There’s a lot to choose from in this segment of the market, but the nippy and manoeuvrable Hobby Vantana K55 scores well with a value-for-money price including several options packs, good build quality and some thoughtful practicality touches. The removable bed also offers flexibility for active-minded motorcaravanners, or those who use their ’vans for occasional business applications. The space-saving washroom may be a squeeze for some buyers, but it does offer a full feature set. And to see other Hobby motorhomes for sale, click here.
High quality build
Rear fixed bed is removable
Plenty of storage
Highly regarded German manufacturer Hobby surprised many when it entered the van conversion market for 2015, with the three-strong Vantana range. This gives Hobby an offering outside the coachbuilt segment, where its Siesta range is well established, and to which Optima was recently added.
Producing van conversions is not for the faint-hearted, though, as there’s a seemingly bewildering array of models to consider, from both volume manufacturers and small converters across Europe. Competition is fierce, as you’d expect with so many big names vying for a slice of the cake and designing new motorhomes for 2016. And this segment certainly continues to grow, as seen at the 2015 Caravan Salon in Düsseldorf, where an extra van conversions hall was laid on to sate visitor demand for vehicles that are smaller, lighter and more economical to run than larger coachbuilt motorhomes. You can read more in our blog, Düsseldorf show: the rise of the campervan.
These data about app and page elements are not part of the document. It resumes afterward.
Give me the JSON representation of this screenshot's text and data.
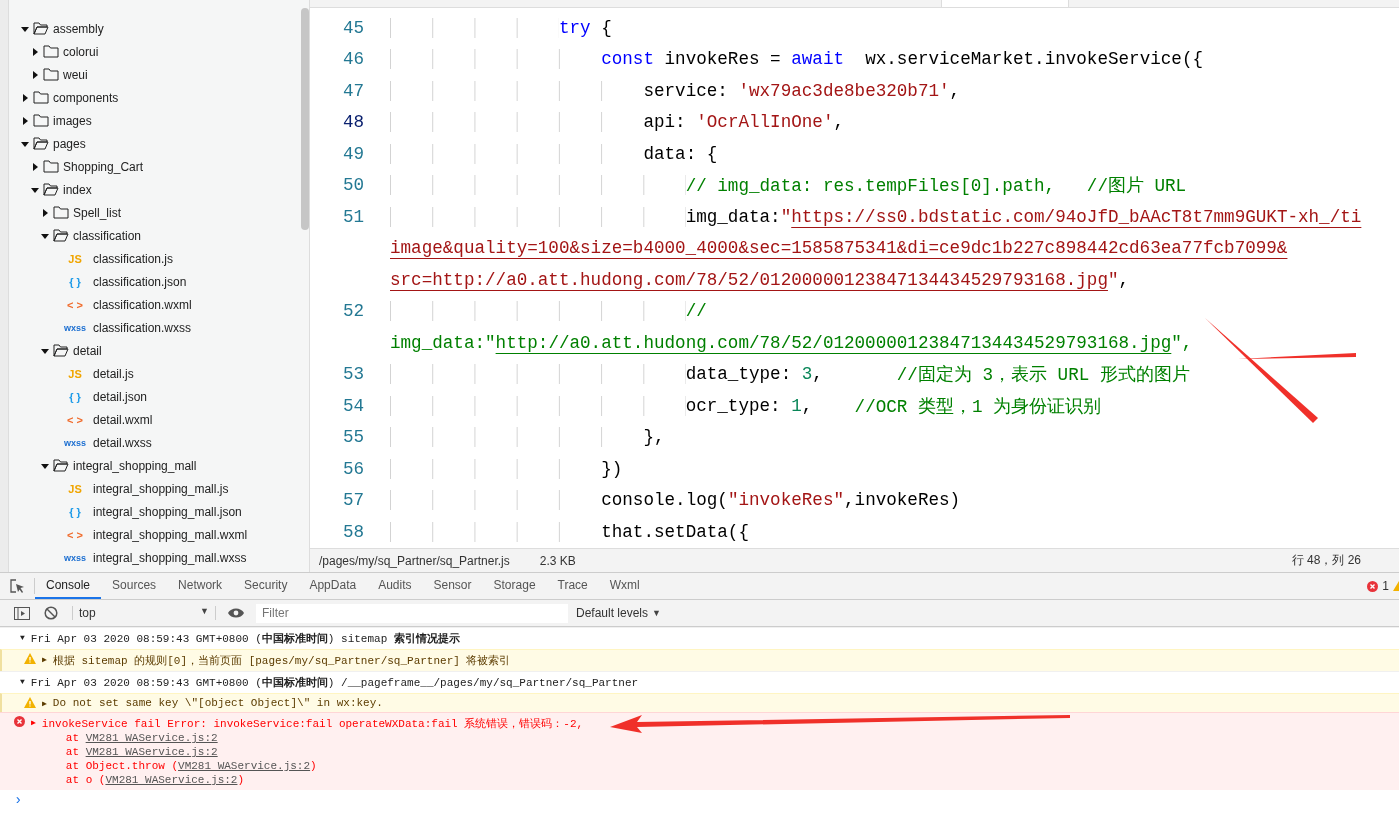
{
  "sidebar": {
    "tree": [
      {
        "kind": "folder",
        "label": "assembly",
        "expanded": true,
        "children": [
          {
            "kind": "folder",
            "label": "colorui",
            "expanded": false
          },
          {
            "kind": "folder",
            "label": "weui",
            "expanded": false
          }
        ]
      },
      {
        "kind": "folder",
        "label": "components",
        "expanded": false
      },
      {
        "kind": "folder",
        "label": "images",
        "expanded": false
      },
      {
        "kind": "folder",
        "label": "pages",
        "expanded": true,
        "children": [
          {
            "kind": "folder",
            "label": "Shopping_Cart",
            "expanded": false
          },
          {
            "kind": "folder",
            "label": "index",
            "expanded": true,
            "children": [
              {
                "kind": "folder",
                "label": "Spell_list",
                "expanded": false
              },
              {
                "kind": "folder",
                "label": "classification",
                "expanded": true,
                "children": [
                  {
                    "kind": "js",
                    "icon": "JS",
                    "label": "classification.js"
                  },
                  {
                    "kind": "json",
                    "icon": "{ }",
                    "label": "classification.json"
                  },
                  {
                    "kind": "wxml",
                    "icon": "< >",
                    "label": "classification.wxml"
                  },
                  {
                    "kind": "wxss",
                    "icon": "wxss",
                    "label": "classification.wxss"
                  }
                ]
              },
              {
                "kind": "folder",
                "label": "detail",
                "expanded": true,
                "children": [
                  {
                    "kind": "js",
                    "icon": "JS",
                    "label": "detail.js"
                  },
                  {
                    "kind": "json",
                    "icon": "{ }",
                    "label": "detail.json"
                  },
                  {
                    "kind": "wxml",
                    "icon": "< >",
                    "label": "detail.wxml"
                  },
                  {
                    "kind": "wxss",
                    "icon": "wxss",
                    "label": "detail.wxss"
                  }
                ]
              },
              {
                "kind": "folder",
                "label": "integral_shopping_mall",
                "expanded": true,
                "children": [
                  {
                    "kind": "js",
                    "icon": "JS",
                    "label": "integral_shopping_mall.js"
                  },
                  {
                    "kind": "json",
                    "icon": "{ }",
                    "label": "integral_shopping_mall.json"
                  },
                  {
                    "kind": "wxml",
                    "icon": "< >",
                    "label": "integral_shopping_mall.wxml"
                  },
                  {
                    "kind": "wxss",
                    "icon": "wxss",
                    "label": "integral_shopping_mall.wxss"
                  }
                ]
              }
            ]
          }
        ]
      }
    ]
  },
  "editor": {
    "rows": [
      {
        "number": "45",
        "current": false,
        "tokens": [
          {
            "kind": "kw",
            "text": "                try"
          },
          {
            "kind": "plain",
            "text": " {"
          }
        ]
      },
      {
        "number": "46",
        "current": false,
        "tokens": [
          {
            "kind": "kw",
            "text": "                    const"
          },
          {
            "kind": "plain",
            "text": " invokeRes = "
          },
          {
            "kind": "kw",
            "text": "await"
          },
          {
            "kind": "plain",
            "text": "  wx.serviceMarket.invokeService({"
          }
        ]
      },
      {
        "number": "47",
        "current": false,
        "tokens": [
          {
            "kind": "plain",
            "text": "                        service: "
          },
          {
            "kind": "str",
            "text": "'wx79ac3de8be320b71'"
          },
          {
            "kind": "plain",
            "text": ","
          }
        ]
      },
      {
        "number": "48",
        "current": true,
        "tokens": [
          {
            "kind": "plain",
            "text": "                        api: "
          },
          {
            "kind": "str",
            "text": "'OcrAllInOne'"
          },
          {
            "kind": "plain",
            "text": ","
          }
        ]
      },
      {
        "number": "49",
        "current": false,
        "tokens": [
          {
            "kind": "plain",
            "text": "                        data: {"
          }
        ]
      },
      {
        "number": "50",
        "current": false,
        "tokens": [
          {
            "kind": "cmt",
            "text": "                            // img_data: res.tempFiles[0].path,   //图片 URL"
          }
        ]
      },
      {
        "number": "51",
        "current": false,
        "tokens": [
          {
            "kind": "plain",
            "text": "                            img_data:"
          },
          {
            "kind": "str",
            "text": "\""
          },
          {
            "kind": "strlink",
            "text": "https://ss0.bdstatic.com/94oJfD_bAAcT8t7mm9GUKT-xh_/ti"
          }
        ]
      },
      {
        "tokens": [
          {
            "kind": "strlink",
            "text": "image&quality=100&size=b4000_4000&sec=1585875341&di=ce9dc1b227c898442cd63ea77fcb7099&"
          }
        ]
      },
      {
        "tokens": [
          {
            "kind": "strlink",
            "text": "src=http://a0.att.hudong.com/78/52/01200000123847134434529793168.jpg"
          },
          {
            "kind": "str",
            "text": "\""
          },
          {
            "kind": "plain",
            "text": ","
          }
        ]
      },
      {
        "number": "52",
        "current": false,
        "tokens": [
          {
            "kind": "cmt",
            "text": "                            //"
          }
        ]
      },
      {
        "tokens": [
          {
            "kind": "cmt",
            "text": "img_data:\""
          },
          {
            "kind": "cmtlink",
            "text": "http://a0.att.hudong.com/78/52/01200000123847134434529793168.jpg"
          },
          {
            "kind": "cmt",
            "text": "\","
          }
        ]
      },
      {
        "number": "53",
        "current": false,
        "tokens": [
          {
            "kind": "plain",
            "text": "                            data_type: "
          },
          {
            "kind": "num",
            "text": "3"
          },
          {
            "kind": "plain",
            "text": ",       "
          },
          {
            "kind": "cmt",
            "text": "//固定为 3，表示 URL 形式的图片"
          }
        ]
      },
      {
        "number": "54",
        "current": false,
        "tokens": [
          {
            "kind": "plain",
            "text": "                            ocr_type: "
          },
          {
            "kind": "num",
            "text": "1"
          },
          {
            "kind": "plain",
            "text": ",    "
          },
          {
            "kind": "cmt",
            "text": "//OCR 类型，1 为身份证识别"
          }
        ]
      },
      {
        "number": "55",
        "current": false,
        "tokens": [
          {
            "kind": "plain",
            "text": "                        },"
          }
        ]
      },
      {
        "number": "56",
        "current": false,
        "tokens": [
          {
            "kind": "plain",
            "text": "                    })"
          }
        ]
      },
      {
        "number": "57",
        "current": false,
        "tokens": [
          {
            "kind": "plain",
            "text": "                    console.log("
          },
          {
            "kind": "str",
            "text": "\"invokeRes\""
          },
          {
            "kind": "plain",
            "text": ",invokeRes)"
          }
        ]
      },
      {
        "number": "58",
        "current": false,
        "tokens": [
          {
            "kind": "plain",
            "text": "                    that.setData({"
          }
        ]
      }
    ]
  },
  "status_bar": {
    "path": "/pages/my/sq_Partner/sq_Partner.js",
    "size": "2.3 KB",
    "position": "行 48，列 26"
  },
  "devtools": {
    "tabs": [
      {
        "label": "Console",
        "selected": true
      },
      {
        "label": "Sources",
        "selected": false
      },
      {
        "label": "Network",
        "selected": false
      },
      {
        "label": "Security",
        "selected": false
      },
      {
        "label": "AppData",
        "selected": false
      },
      {
        "label": "Audits",
        "selected": false
      },
      {
        "label": "Sensor",
        "selected": false
      },
      {
        "label": "Storage",
        "selected": false
      },
      {
        "label": "Trace",
        "selected": false
      },
      {
        "label": "Wxml",
        "selected": false
      }
    ],
    "error_count": "1",
    "context": "top",
    "context_caret": "▼",
    "filter": {
      "placeholder": "Filter"
    },
    "levels": "Default levels",
    "levels_caret": "▼",
    "messages": [
      {
        "kind": "group",
        "toggle": "▼",
        "text": "Fri Apr 03 2020 08:59:43 GMT+0800 (**中国标准时间**) sitemap **索引情况提示**"
      },
      {
        "kind": "warning",
        "toggle": "▶",
        "text": "根据 sitemap 的规则[0]，当前页面 [pages/my/sq_Partner/sq_Partner] 将被索引"
      },
      {
        "kind": "group",
        "toggle": "▼",
        "text": "Fri Apr 03 2020 08:59:43 GMT+0800 (**中国标准时间**) /__pageframe__/pages/my/sq_Partner/sq_Partner"
      },
      {
        "kind": "warning",
        "toggle": "▶",
        "text": "Do not set same key \\\"[object Object]\\\" in wx:key."
      },
      {
        "kind": "error",
        "toggle": "▶",
        "text": "invokeService fail Error: invokeService:fail operateWXData:fail 系统错误，错误码：-2,",
        "stack": [
          {
            "prefix": "at ",
            "link": "VM281 WAService.js:2"
          },
          {
            "prefix": "at ",
            "link": "VM281 WAService.js:2"
          },
          {
            "prefix": "at Object.throw (",
            "link": "VM281 WAService.js:2",
            "suffix": ")"
          },
          {
            "prefix": "at o (",
            "link": "VM281 WAService.js:2",
            "suffix": ")"
          }
        ]
      }
    ],
    "prompt": "›"
  }
}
Hobby’s relative newness to this market requires it to offer something distinctive to stand out from the crowd. German brands can always fall back on build quality and appealing design quirks, but ease of use and interior ambience also figure on buyers’ wish lists. To see how well the Vantana formula works in the metal, we thought it’d make sense to scrutinise the model that presents the most challenges to its designers, the Hobby Vantana K55, which at 5.41m (17ft 9in) long is the baby of the range.
Hobby surprised many when it entered the van conversion market last season, with the three-strong Vantana range
A party of up to four people can relax and enjoy the lounge area, thanks to swivelling cab seats that are upholstered with the same fabric scheme as the lounge. A nearside window and rooflight allow natural light to flood in; you can make it a tidal wave by opening the offside sliding door. LED stalk lights take care of artificial illumination.
The table follows standard convention by having a sliding section to reach out to the occupant of the driver’s chair; space is at a premium in this area but there’s still room to get comfortable during snack and meal times. Headroom in the dinette area, and rear bedroom, is 1.894m (6’2.5″).
With extensive real estate in short supply here, the kitchen has to be as multi-functioning as possible. The cooker and sink take this cue, being formed from one aluminium unit with a glass lid to lower for extra work surface. If more is required, then a tip-up flap on the end of the kitchen unit can be brought into play.
Apart from the two gas burners and sink, equipment comprises a 50-litre compressor fridge, tucked away to the right of two drawers which have soft-closing mechanisms. There’s no room for an oven.
More multi-function thinking is on offer in the washroom, with the floor space having to be shared with the gangway. To use the washroom, you need to enter and pull the tambour door right around yourself, to shut off this space from the rest of the ’van.
Inside, the compact washroom is a model of space efficiency. A sink and vanity unit is located to the left, next to a cassette toilet on the right-hand-side. The shower head extends from the sink’s mixer tap, and a curtain pulls across on a U-shaped rail to prevent spray from contacting the woodwork. There is space to get dressed in the washroom, but the dimensions definitely favour people who are built for speed rather than comfort.
The transverse rear fixed bed measures 1.85m x 1.35 (6’1″ x 4’5″), tapering to 1.15m (3’3″) at its narrowest point. As the bed is removable, the mattress is of the multi-piece cold foam variety and has to be laid in sections on top of the sprung slat frames. When not required, these can be lashed to the bedroom’s offside rear storage unit.
A second, optional, berth, measuring 1.4m x 0.9m (4’7″ x 2’9″), can be made up in the front dinette, by setting the table on the lowest of its two supports and rearranging the dinette seat cushions. With this and the rear bed in use, the washroom’s tambour doors can be pulled out for privacy.
As you’d expect, seemingly every nook and cranny of the K55 is exploited for storage. Eight overhead lockers are spread around the ’van, with four in the bedroom and two above the dinette. In addition to this, there’s an overcab storage compartment with a door and handle, and a locker in the floor under the dinette table that’ll be ideal for keeping valuables out of sight.
The bedroom has a storage unit on each side; the nearside one houses the gas bottle locker and Truma Combi 6 space and water heater, while the one on the offside can be loaded from the top. With the bed frame and mattress retracted and lashed to the sidewall, the rear of the Vantana K55 is large enough to take bulky items like cycles and surfboards. A wooden divider can be inserted to close the space off; it has a hole through which long items like fishing rods and skis can be inserted.
|Shipping Length||5.41 m|
|Engine Size||2300 cc|